I was brought on board to help launch TWC in part because of my expertise in the scientific publishing world and my background in production. I was a hard sell when asked to lend my time to the Organization for Transformative Works (OTW) and to TWC. What convinced me was the open access nature of the journal, the Creative Commons copyright, and the notion of fair use that would permit the journal to embed video and stills. These are in striking contrast to the locked-down access, repressive reprint rules, and monetization of content that I see every day in the journal-publishing industry. When it came time to decide whether we wanted a print component available for TWC’s articles, like a print version or PDFs, I spoke out strongly against it. I argued for the primacy of the online version because TWC embeds media, like YouTube videos and screen caps. How could that be duplicated in print? It can’t. Better that there be only one official version, and that one online. We would strike a blow for online-only content!
Two years later, TWC is still online only, but it’s become clear that that ideal has a cost. TWC’s audience is made up of acafans, and lots of academics who might otherwise submit to TWC find that they ought not, because their university has rules that online-only publications do not count for promotion and tenure. Some publishers won’t send us review copies of books because they have a blanket policy that they will not provide books to online-only publications. It’s clear that the reputation of online-only publications is markedly lesser than print publications. . . .

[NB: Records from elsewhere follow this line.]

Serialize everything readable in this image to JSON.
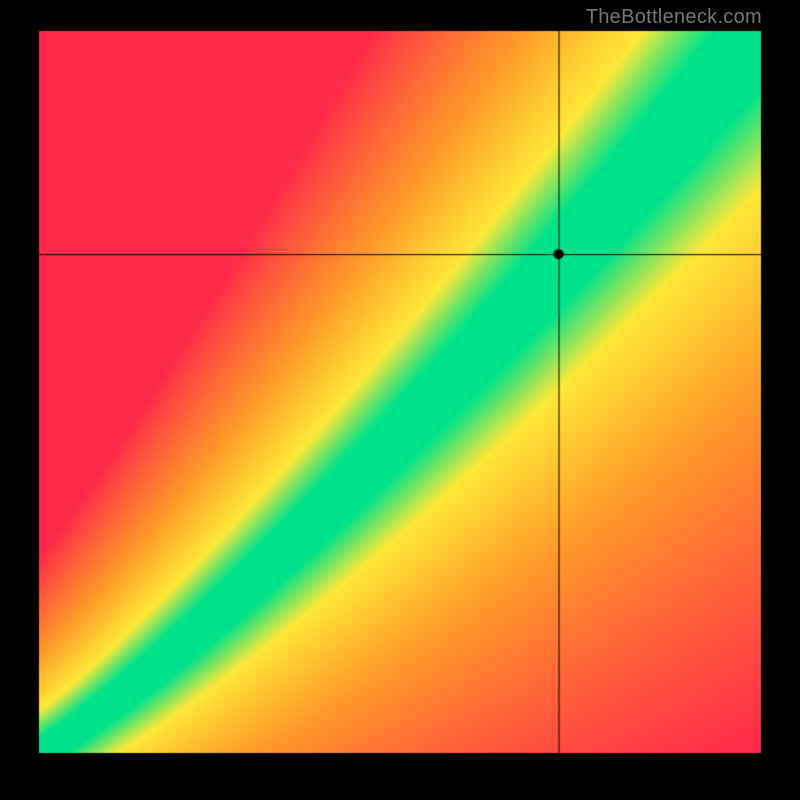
{
  "watermark": "TheBottleneck.com",
  "chart_data": {
    "type": "heatmap",
    "title": "",
    "xlabel": "",
    "ylabel": "",
    "xlim": [
      0,
      1
    ],
    "ylim": [
      0,
      1
    ],
    "crosshair": {
      "x": 0.72,
      "y": 0.69
    },
    "marker": {
      "x": 0.72,
      "y": 0.69
    },
    "optimal_curve_description": "Green band follows a superlinear diagonal from bottom-left to top-right; colors grade green→yellow→orange→red with distance from the band.",
    "curve_samples": [
      {
        "x": 0.0,
        "y": 0.0
      },
      {
        "x": 0.1,
        "y": 0.07
      },
      {
        "x": 0.2,
        "y": 0.15
      },
      {
        "x": 0.3,
        "y": 0.24
      },
      {
        "x": 0.4,
        "y": 0.34
      },
      {
        "x": 0.5,
        "y": 0.45
      },
      {
        "x": 0.6,
        "y": 0.56
      },
      {
        "x": 0.7,
        "y": 0.67
      },
      {
        "x": 0.8,
        "y": 0.79
      },
      {
        "x": 0.9,
        "y": 0.9
      },
      {
        "x": 1.0,
        "y": 1.0
      }
    ],
    "green_band_halfwidth": 0.045,
    "colors": {
      "green": "#00e28a",
      "yellow": "#ffe838",
      "orange": "#ff9a2a",
      "red": "#ff2a4a"
    }
  }
}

Read the rest here: http://symposium.transformativeworks.org/2010/08/breaking-the-primacy-of-print/.